Just a few weeks ago, several Israeli politicians – including Prime Minister Benjamin Netanyahu – slammed Eretz Nehederet, the most watched Israeli satire program, for a skit involving tefillin. After the Second Authority for Television and Radio told the station, Keshet, that it had received hundreds of complaints, Keshet apologized for offending viewers.
Eretz Nehederet is often denounced by politicians for edgy jokes, as is Gav Hauma, one of the other popular political comedy shows in Israel. Bayit Yehudi leader Natfali Bennett and Gav Hauma host Lior Schleien are in a seemingly perpetual war of words. And right-wing commentator Erel Segal found himself in hot water two years ago after a mocking impression of MK Stav Shaffir on his show, The Patriots, which some claimed was sexist. The Israeli government made an official complaint against a Dutch TV show last month for depicting Eurovision winner Netta Barzilai in front of footage of violence in Gaza.
But despite official Israeli outrage at such shows, politicians rarely call for specific comedians to be fired, unlike the recent American scandals. Israeli indignation tends to be aimed at demanding an apology – and at commanding media attention.
But are questionable jokes firing offenses? And how can we judge when humor goes too far?
BRITISH COMEDIAN Jimmy Carr, who will be performing in Tel Aviv in August, has regularly been criticized for his edgy jokes. In a recent interview, Carr told me that he never draws red lines for humor: “I think everything is fair game,” he said, “but it has to be funny.”
It’s a rule we should all keep in mind. Intent and context matter.
Bee – however crass and inadvisable – was speaking about Trump in the context of immigration policy while showing a photo she had shared online of her and her son. Barr, however much Ambien was involved, was having a nonsensical Twitter discussion about a former White House official, without any attempt at humor.
The question of whether somebody should be fired for their speech isn’t exactly a public debate. Whatever the level of outrage, the decision is ultimately made by their employer. ABC decided almost immediately (although they certainly had many warnings from her past behavior) to fire Barr, while TBS has so far stood behind Bee. And in Israel, few comedians have ever been fired for their public commentary. 
In 2014, comedian Orna Banai said in an interview she was “ashamed” of Israel and the IDF and its conduct in Gaza. After those comments, Banai was fired as a spokeswoman for a cruise line, but continued working on Gav Hauma (which was then called Matzav Hauma).
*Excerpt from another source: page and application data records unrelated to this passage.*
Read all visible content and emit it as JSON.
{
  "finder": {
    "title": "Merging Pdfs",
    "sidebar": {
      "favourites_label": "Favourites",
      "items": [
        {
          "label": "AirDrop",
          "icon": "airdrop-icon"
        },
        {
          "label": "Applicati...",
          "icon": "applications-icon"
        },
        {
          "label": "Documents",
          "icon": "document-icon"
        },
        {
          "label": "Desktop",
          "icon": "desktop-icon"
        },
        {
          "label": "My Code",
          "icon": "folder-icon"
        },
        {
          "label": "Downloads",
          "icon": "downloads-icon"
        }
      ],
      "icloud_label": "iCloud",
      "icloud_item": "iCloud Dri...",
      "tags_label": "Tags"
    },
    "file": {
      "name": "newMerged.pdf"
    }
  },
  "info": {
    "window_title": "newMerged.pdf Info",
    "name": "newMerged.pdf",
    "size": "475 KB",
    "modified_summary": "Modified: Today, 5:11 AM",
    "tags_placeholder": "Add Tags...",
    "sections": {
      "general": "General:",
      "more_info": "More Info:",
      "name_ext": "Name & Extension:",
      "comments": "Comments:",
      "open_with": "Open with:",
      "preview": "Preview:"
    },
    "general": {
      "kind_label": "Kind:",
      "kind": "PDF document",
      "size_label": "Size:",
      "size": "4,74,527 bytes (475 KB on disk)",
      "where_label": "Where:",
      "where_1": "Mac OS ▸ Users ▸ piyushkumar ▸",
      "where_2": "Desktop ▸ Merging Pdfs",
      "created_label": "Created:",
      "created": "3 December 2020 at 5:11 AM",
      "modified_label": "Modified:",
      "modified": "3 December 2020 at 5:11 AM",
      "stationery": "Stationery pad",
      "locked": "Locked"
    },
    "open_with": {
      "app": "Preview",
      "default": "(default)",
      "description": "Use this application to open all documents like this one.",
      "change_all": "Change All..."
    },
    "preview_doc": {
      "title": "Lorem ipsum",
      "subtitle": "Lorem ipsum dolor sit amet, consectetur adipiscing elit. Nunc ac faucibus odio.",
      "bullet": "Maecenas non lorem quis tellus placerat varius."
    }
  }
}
Where are the lines for satire? The truth is, there aren’t any. If satire hasn’t offended somebody, then you can hardly call it satire at all. But if it isn’t particularly funny either, then the same ruling applies.
Whether it’s not funny or whether it’s offensive or whether it criticizes or attacks or insults a particular person, satire is and has been crucial to society for hundreds of years, at least. Barring incitement against any group or person, comedy – which is designed to break taboos, to shatter boundaries and to make a point – should not be policed.
And when politicians react to such comedy with anger, righteous indignation and condemnation, they’re giving satirists exactly what they want.
Politicians in just about every country should have better things to do with their time than take aim at comedians. The imbalance of power at play is quite clear; politicians make laws, set the public agenda and have a direct impact on the lives of citizens. Comedians make jokes.
Let’s not blur those lines.